If we are really practicing natural medicine, the goal is to take a comprehensive and individualized approach. It is also our philosophy to treat by following the path of least resistance being mindful to never do anything that could cause harm. So before taking on an aggressive parasite cleanse, chat with your healthcare provider to make sure it’s right for you. There may also be a gentler, more appropriate approach to suit your specific needs.
Let’s chat a bit more about parasites and how they interact with the human microbiome.
Understanding the Human Microbiome
Before we delve into symbiotic parasites, it's crucial to grasp the concept of the human microbiome. The microbiome refers to the vast collection of microorganisms, including bacteria, viruses, fungi, and even parasites, living in and on our bodies. These microorganisms play a vital role in our health, influencing our digestion, immune system, and even mental well-being.

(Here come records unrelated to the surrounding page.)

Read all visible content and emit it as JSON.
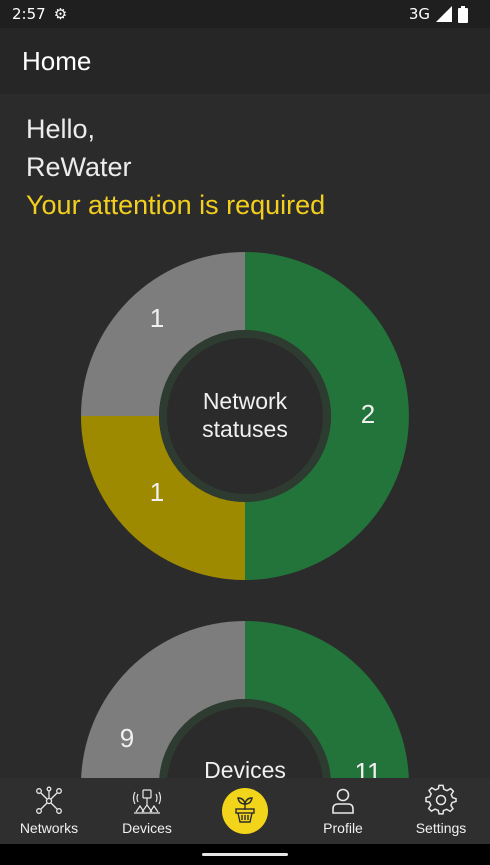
{
  "status_bar": {
    "time": "2:57",
    "network": "3G",
    "icons": [
      "settings-gear-icon",
      "signal-icon",
      "battery-icon"
    ]
  },
  "app_bar": {
    "title": "Home"
  },
  "greeting": {
    "hello": "Hello,",
    "name": "ReWater",
    "alert": "Your attention is required"
  },
  "colors": {
    "green": "#23743a",
    "gray": "#7d7d7d",
    "olive": "#9e8a00",
    "accent": "#f2d51a"
  },
  "charts": {
    "network": {
      "center_line1": "Network",
      "center_line2": "statuses",
      "green": "2",
      "gray": "1",
      "olive": "1"
    },
    "devices": {
      "center_line1": "Devices",
      "green": "11",
      "gray": "9"
    }
  },
  "chart_data": [
    {
      "type": "pie",
      "title": "Network statuses",
      "values": [
        2,
        1,
        1
      ],
      "colors": [
        "#23743a",
        "#9e8a00",
        "#7d7d7d"
      ]
    },
    {
      "type": "pie",
      "title": "Devices",
      "values": [
        11,
        9
      ],
      "colors": [
        "#23743a",
        "#7d7d7d"
      ]
    }
  ],
  "nav": {
    "networks": "Networks",
    "devices": "Devices",
    "center_icon": "plant-pot-icon",
    "profile": "Profile",
    "settings": "Settings"
  }
}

The Symbiotic Parasites in Our Midst
1. Helminths: Helminths, such as intestinal worms, are one of the most well-known symbiotic parasites in the human microbiome. They've coexisted with humans for thousands of years and have evolved to live within us without causing harm. In some cases, helminths have been found to modulate the immune system and reduce the risk of autoimmune diseases.

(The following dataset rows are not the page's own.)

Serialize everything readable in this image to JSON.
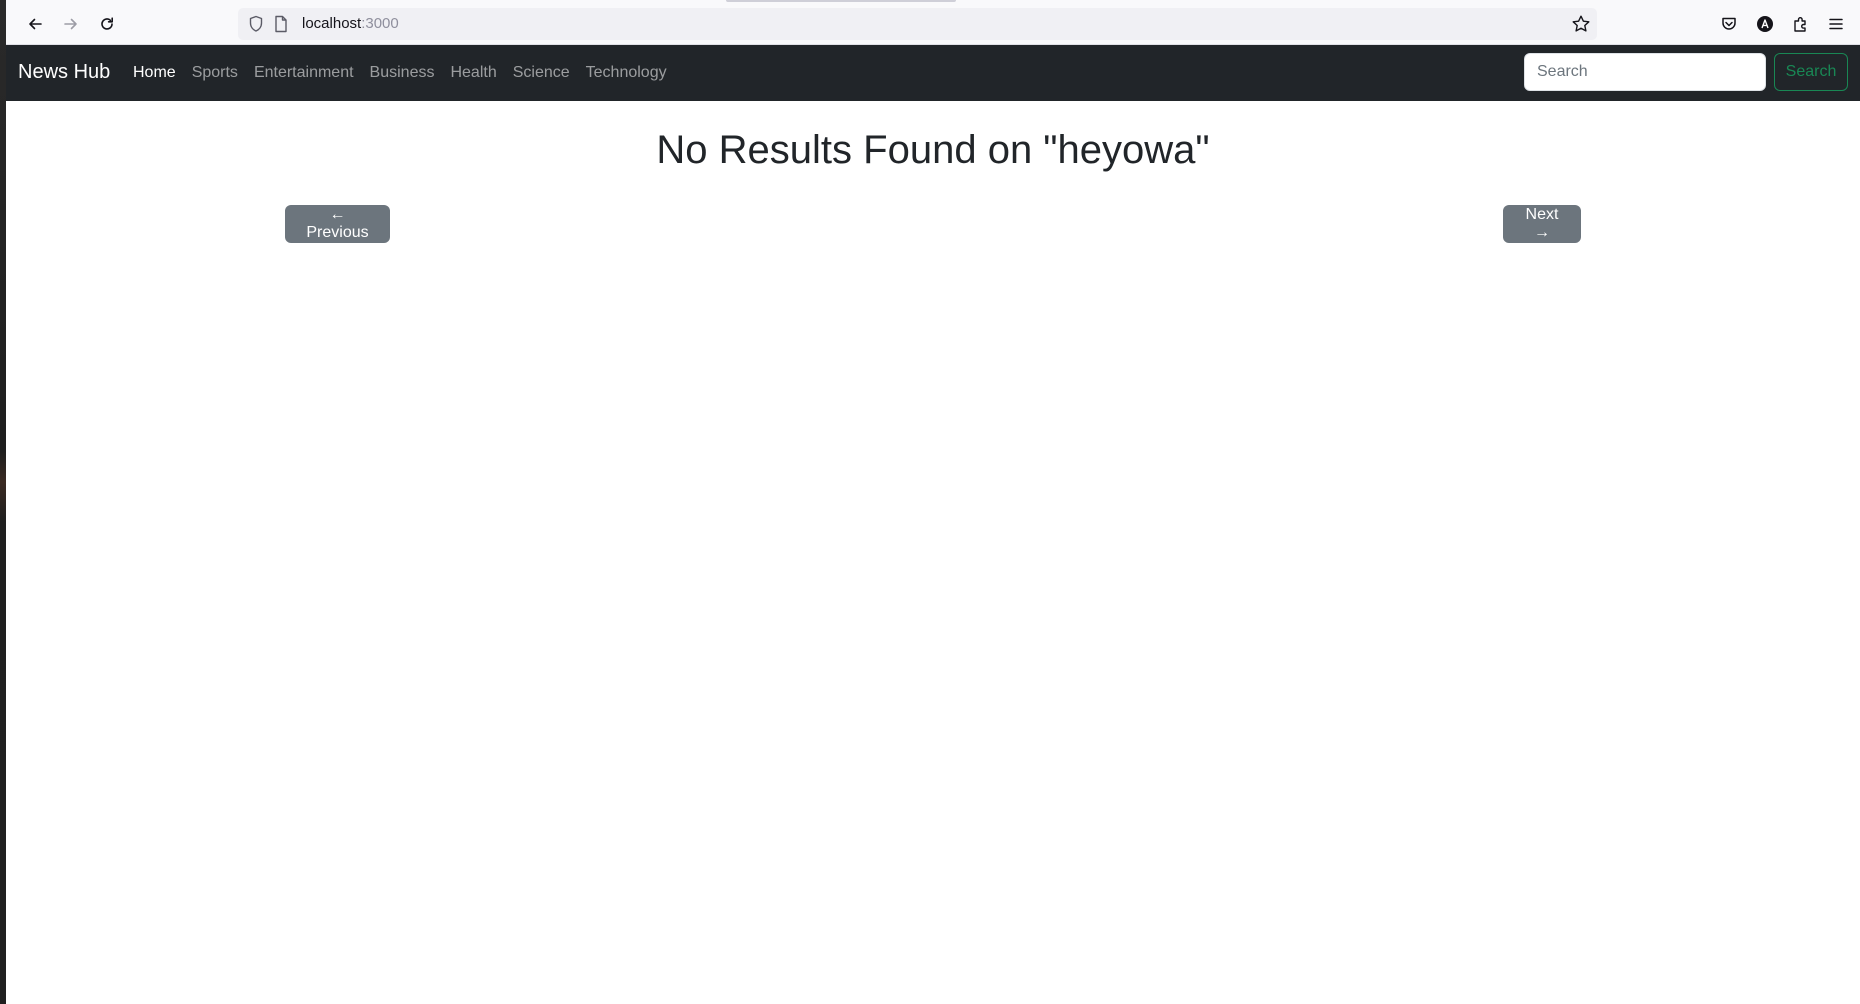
{
  "browser": {
    "url_host": "localhost",
    "url_port": ":3000"
  },
  "navbar": {
    "brand": "News Hub",
    "links": [
      {
        "label": "Home",
        "active": true
      },
      {
        "label": "Sports",
        "active": false
      },
      {
        "label": "Entertainment",
        "active": false
      },
      {
        "label": "Business",
        "active": false
      },
      {
        "label": "Health",
        "active": false
      },
      {
        "label": "Science",
        "active": false
      },
      {
        "label": "Technology",
        "active": false
      }
    ],
    "search": {
      "placeholder": "Search",
      "value": "",
      "button_label": "Search"
    }
  },
  "main": {
    "title": "No Results Found on \"heyowa\"",
    "prev_label": "← Previous",
    "next_label": "Next →"
  },
  "colors": {
    "navbar_bg": "#212529",
    "search_button": "#198754",
    "pager_button": "#6c757d"
  }
}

2. Protozoa: Certain protozoa, like Entamoeba gingivalis, reside in the human mouth and are part of the oral microbiome. These symbiotic parasites may help maintain oral health by regulating bacterial populations and preventing harmful bacteria from taking over.
The Role of Symbiotic Parasites
1. Immune System Regulation: Symbiotic parasites can stimulate our immune systems, teaching them how to distinguish between harmful invaders and the body's own tissues. This education helps reduce the risk of autoimmune diseases.
2. Microbiome Balance: Parasites in the human microbiome can help maintain the balance of other microorganisms in the body. They prevent overgrowth of harmful bacteria and promote the growth of beneficial ones.
3. Nutrient Absorption: Some symbiotic parasites may aid in nutrient absorption, ensuring we receive essential vitamins and minerals from our diets.
The Quest for Therapeutic Use:
Researchers are increasingly interested in harnessing the potential of symbiotic parasites for therapeutic purposes. This emerging field of study, known as helminthic therapy, explores the controlled use of helminths to treat various medical conditions. Early research suggests that helminths may hold promise in treating inflammatory bowel diseases, allergies, and autoimmune disorders.
How do we test for parasites:
We can test for parasites with stool samples either through standard, conventional labs or through more functional, comprehensive labs. My favorite lab to use is the GI Map by Diagnostic Solutions which also gives us information about our good bacteria, harmful (or pathogenic) bacteria, opportunistic bacteria (which could act pathogenic if they overgrow), yeast, parasites, viruses, and other markers of intestinal health.
While some parasites are frankly harmful to the human microbiome, there are also parasites that are not, and some that actually benefit our health. Symbiotic parasites in the human microbiome offer a unique perspective on the complex relationship between microorganisms and our bodies. These organisms, traditionally associated with harm, have shown that not all parasites are necessarily detrimental. Instead, they can play a pivotal role in maintaining our health and well-being. As our understanding of the human microbiome deepens, the potential for harnessing symbiotic parasites for therapeutic use and promoting overall health is an exciting frontier in medical research. It's a reminder that nature's intricacies continue to astonish and reveal new possibilities for our well-being.